  • Norming Stage - In the norming stage the team is beginning to work together.   You may encounter some bouncing back to the Storming stage on a particular issue.    The team will now offer constructive criticism during this phase with the focus on improving the team.   The majority of the energy of the team is on doing project work.  The leader of the team will begin to do some Delegating as well as more Coaching.
  • Performing Stage - The team is now performing well.  Additional work can be added to the project team with little or no issues from the team.  The team seldom falls back to the Storming stage.   The team is now promoting the work of the team to others outside of the team.  The team is now functioning for the majority of the time on its own.   During this stage you will notice the volume of work has increased significantly.  The leader of the team will now spend the majority of the time in Delegating mode.
  • Adjourning Stage - During this stage some of the team (or all of the team) will move on to other efforts.  There will be some reluctance of the team to move on.  The relationships gained by the team members will continue for long term once the team is disbanded.

These topics center around the Personal Development

Coming Soon!
  • Introduction - The principle of the StrengthsFinder assessment is that you have natural talent.   The assessment identifies the top five of your talents based on the responses to the assessment.
  • StrengthsFinders Assessment - The first thing we completed was an assessment.   The assessment consisted of 177 questions.  For each question we had to rate ourselves with one of 5 responses.  The range of the 5 responses was something we would almost always do on one end or something we would not likely do or agree with.  The results of the assessment are presented back to you in the form of your top five strengths.  The five strengths are from a total of 34 possible strengths.
  • Assessment Results - Upon completion of the assessment, a set of documents are created that contain information that you can use to develop/understand your strengths.  To understand and build on your strengths you will need to go through these three steps:
    • Awareness – this step is just to get familiar with “what” each of your 5 strengths.
    • Application – you will need to figure out how to apply or best use your 5 strengths.
    • Achievement – an example of someone that has achieved things while utilizing one of the strengths The following documents were created in the format of a PDF file:
      • “Awareness” – Strengths Insight Guide:  This report contains a list of your top 5 strengths.  It contains a common or shared description for each of the 5 strengths. The report also has a personalized message of what makes you stand out for each of your 5 strengths.
      • “Awareness and Application” –  Strengths Discovery and Development Guide:  This report is the baseline or starting point for developing your strengths.  This report also contains each of your top 5 strengths (talents).  It also has a list of action items that you can review to provide ideas on how to utilize or apply each of your strengths.  It contains a section for you to write down some development action items.   The last section of the report contains a list of suggestions for focusing on strengths.

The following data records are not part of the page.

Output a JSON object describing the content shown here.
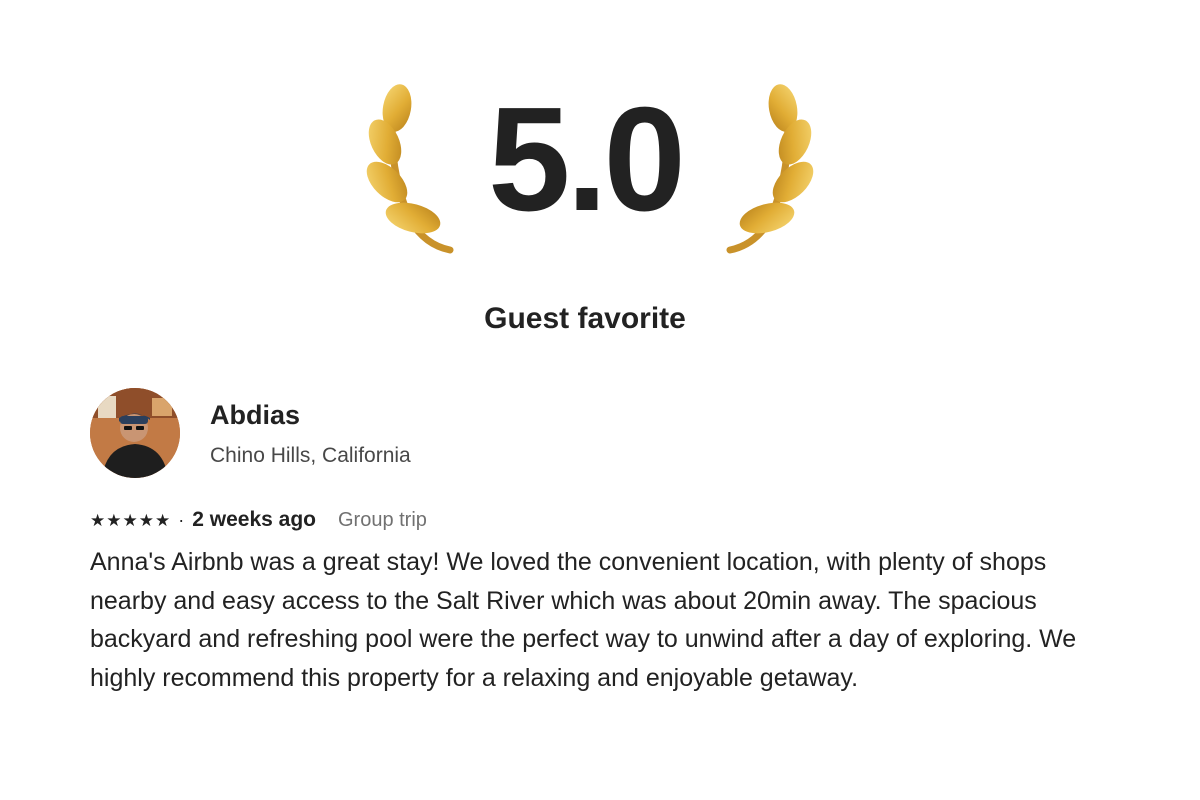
{
  "rating": {
    "value": "5.0",
    "badge": "Guest favorite"
  },
  "reviewer": {
    "name": "Abdias",
    "location": "Chino Hills, California",
    "avatar_icon": "reviewer-photo"
  },
  "review": {
    "stars": 5,
    "star_icon": "star-icon",
    "separator": "·",
    "date": "2 weeks ago",
    "trip_type": "Group trip",
    "text": "Anna's Airbnb was a great stay! We loved the convenient location, with plenty of shops nearby and easy access to the Salt River which was about 20min away. The spacious backyard and refreshing pool were the perfect way to unwind after a day of exploring. We highly recommend this property for a relaxing and enjoyable getaway."
  },
  "colors": {
    "text": "#222222",
    "muted": "#717171",
    "laurel_gold": "#e3b23c"
  }
}
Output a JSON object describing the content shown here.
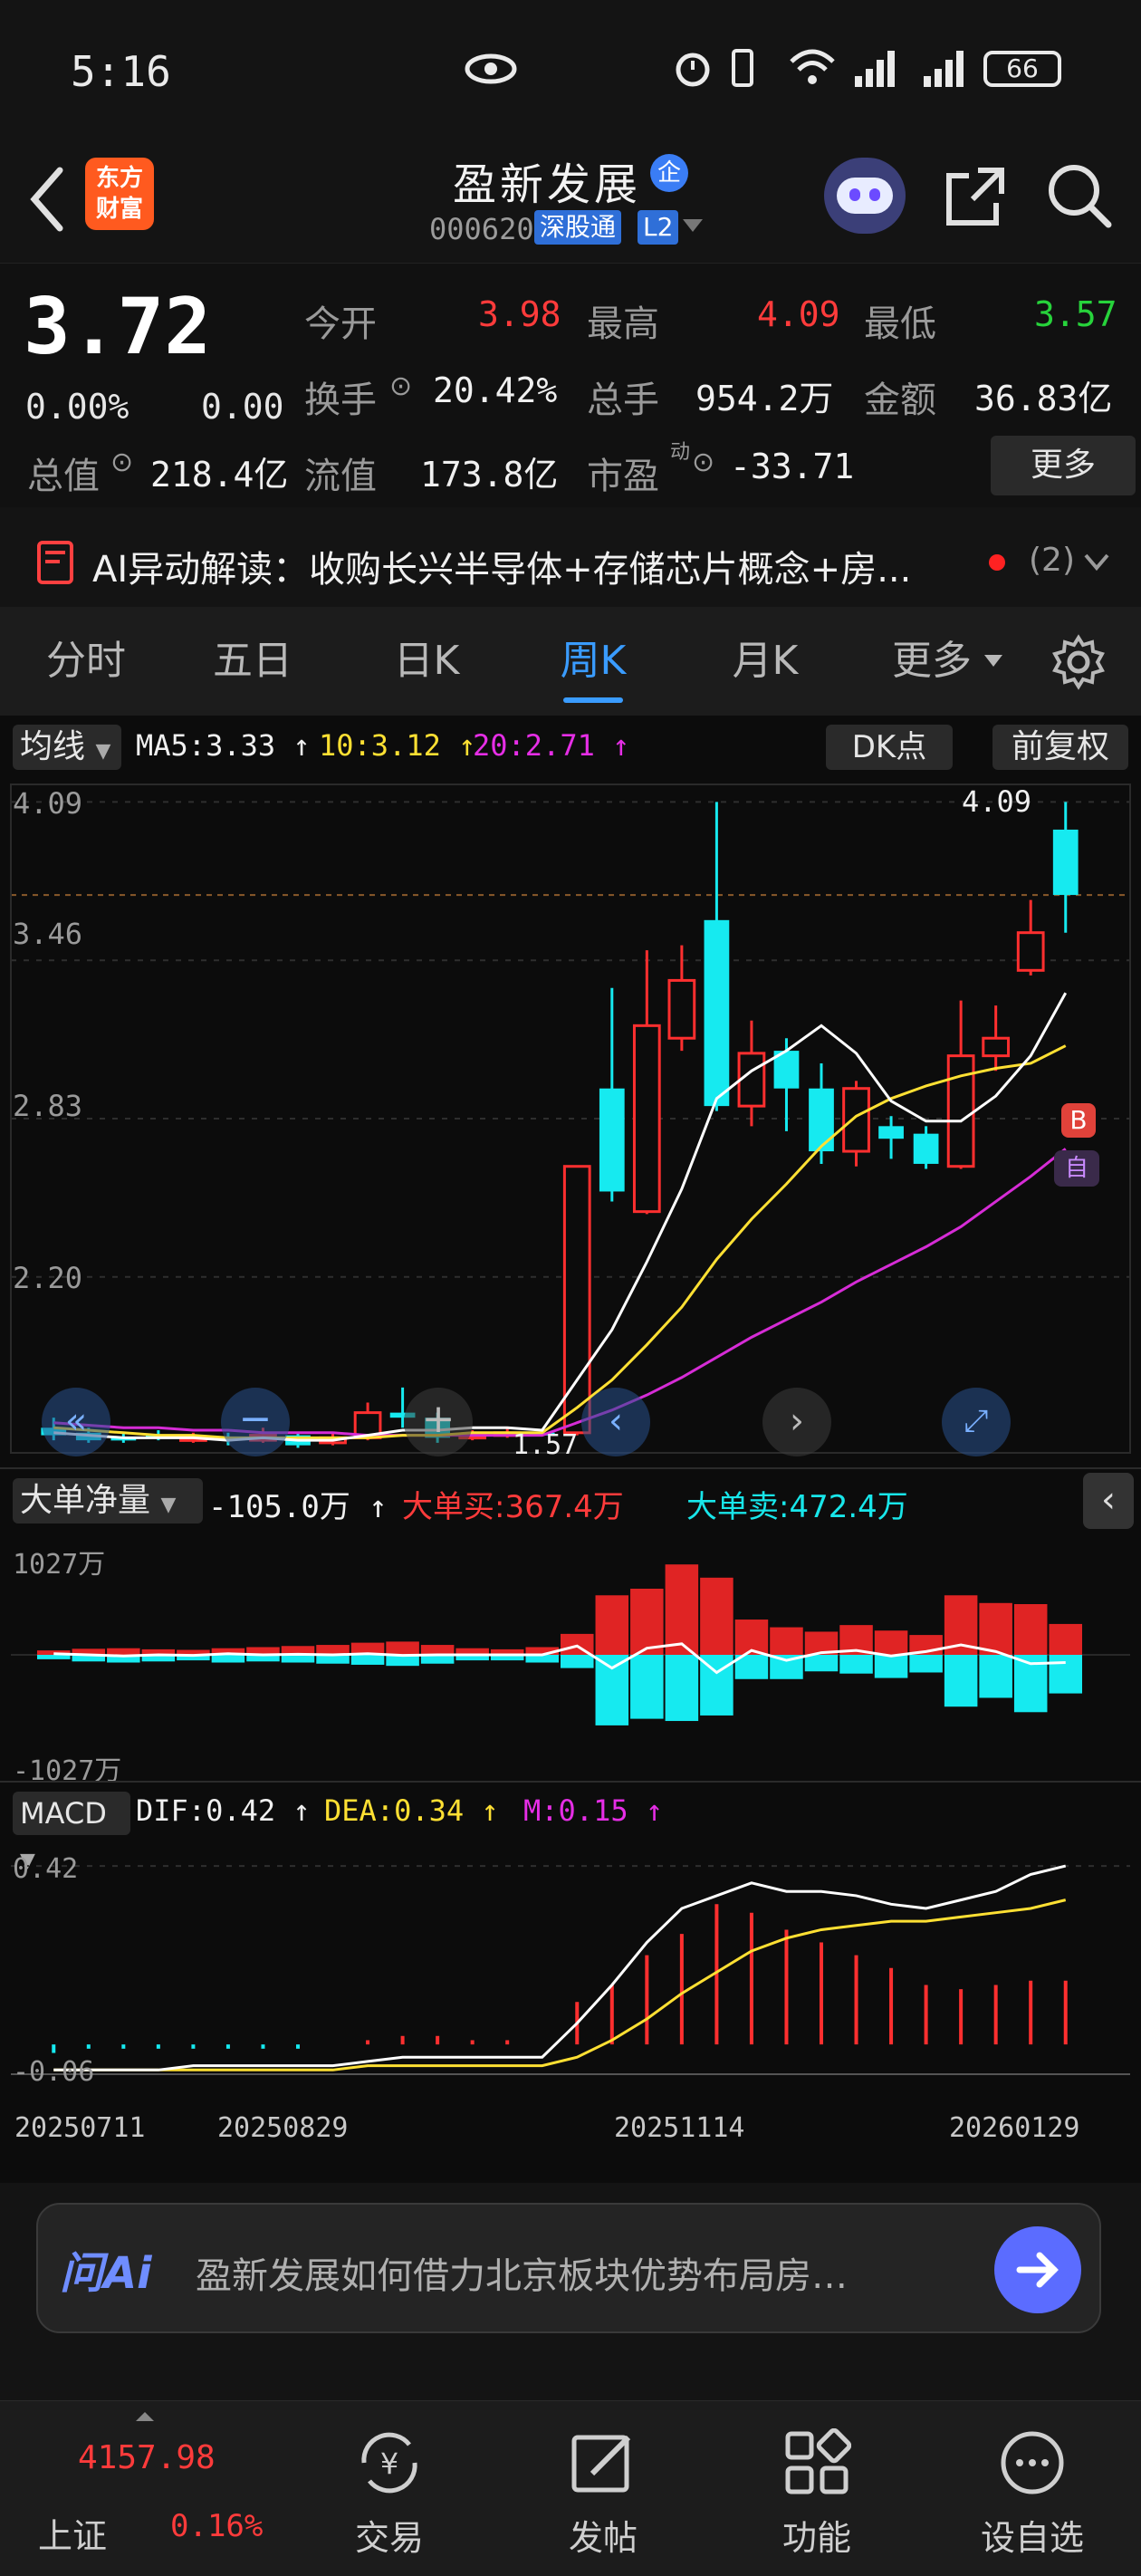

      • “Awareness, Application, and Achievement” – Strength Insight and Action Planning Guide: This report combines the information from the two reports mentioned above and one additional section.  The additional section has three real quotes from people that have the same strength as you do.
      • Resource Guide – this report contains the 34 possible strengths (themes).  The report contains a description, a set of action items, and a description of how to manage a person with a particular strength.